Along with a vote to postpone action, commissioners asked Wacker Chemical to address three concerns: safety concerns regarding potential site chemical emissions, the orientation and height of the building, and how the company would acknowledge and address concerns about the site’s proximity to Marsh View Meadows. Carlisle said the board could expect a response from Wacker Chemical at a later time, saying the company would not be ready by next month’s meeting.
Concerned citizens speak out
A line of residents snaked through the hallway of the Township Administrative Building as the meeting began, with concerned citizens filling nearly every seat in Morris Hall.

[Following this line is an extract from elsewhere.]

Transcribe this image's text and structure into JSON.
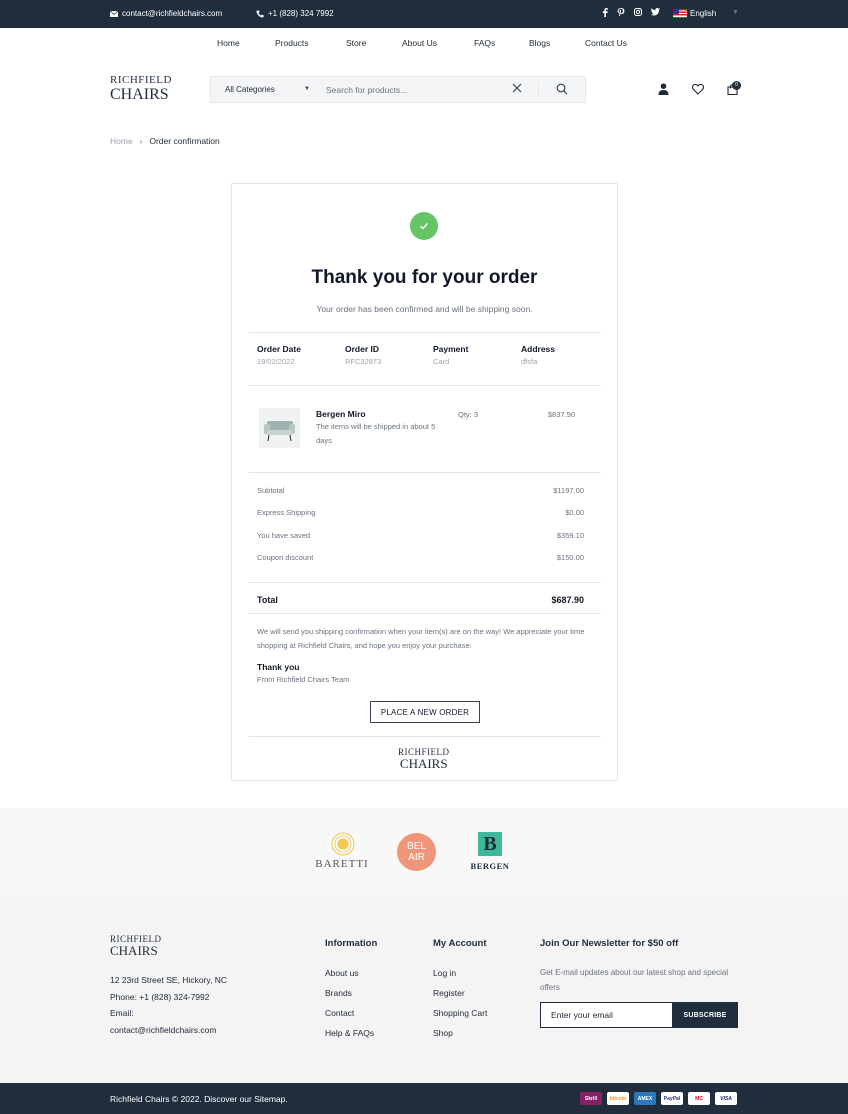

The nearly 90-minute public comment began with a recommendation for the approval of the proposal from Jennifer Olmstead, director of business development at Ann Arbor SPARK.
“When Pittsfield prospers, so does the Ann Arbor-region,” Olmstead said. “This is one of the largest projects that we’ve had in Ann Arbor in the last 15 years, so I think this discussion is important to have.”

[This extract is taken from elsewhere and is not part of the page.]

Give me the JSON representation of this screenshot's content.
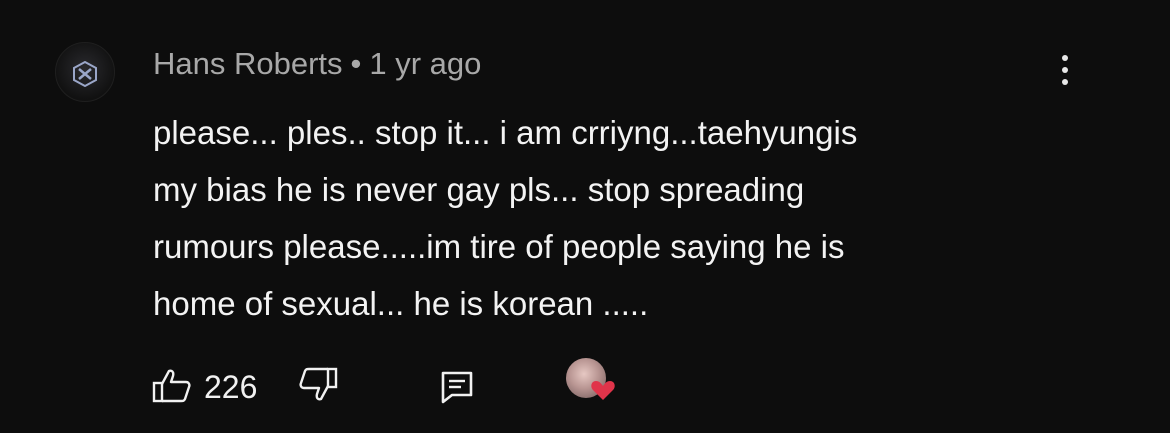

Olmstead’s remarks stood in contrast to the majority of the public comments, with most speaking out against the proposed site. Anne Fortunato, a member of the Pittsfield Charter Township Parks Commission, said she took issue with the site’s short distance from Marsh View Meadows.
“Wetlands are ecologically sensitive areas which links directly to our ground water. Soil waste and toxins in run-off from construction sites or fuels accidentally spilled during storage and delivery could easily enter our groundwater and with proximity to the wetland, this surely will occur,” Fortunato said.
The proposed site’s dumpster and service yards are facing the park and could introduce invasive creatures and species to the park that would disrupt life in the area, she said.
“The Park Commission is currently working with the Parks and Recreation Department on plans to remove invasive species from all of our parks in the Pittsfield Township and this would be a setback to our work,” she said.
Peter Bobbe said he’s concerned about the new traffic the site would add to the area, saying he often rides his bike with his daughter to Marsh View Meadows.
“It already scares me a little bit taking them, they’re four and seven, with the traffic that already exists, so I hope you consider the initial traffic and how this would affect it,” he said. “There’s quite a large number of children that live close enough to be traveling to this park.”
Saline resident Linda Worth said she was worried about the site’s potential impact to the area’s water. Worth and her son, recent cancer survivors, moved to this area several years ago from Jackson County, attributing their diagnoses to contaminated water in Jackson.
“There were a lot of different companies in that area many years ago that left bad water in the area,” Worth said. “I understand that things now are better regulated, but I also know that things happen, spills happen and once it’s in the water, you can’t take it out.”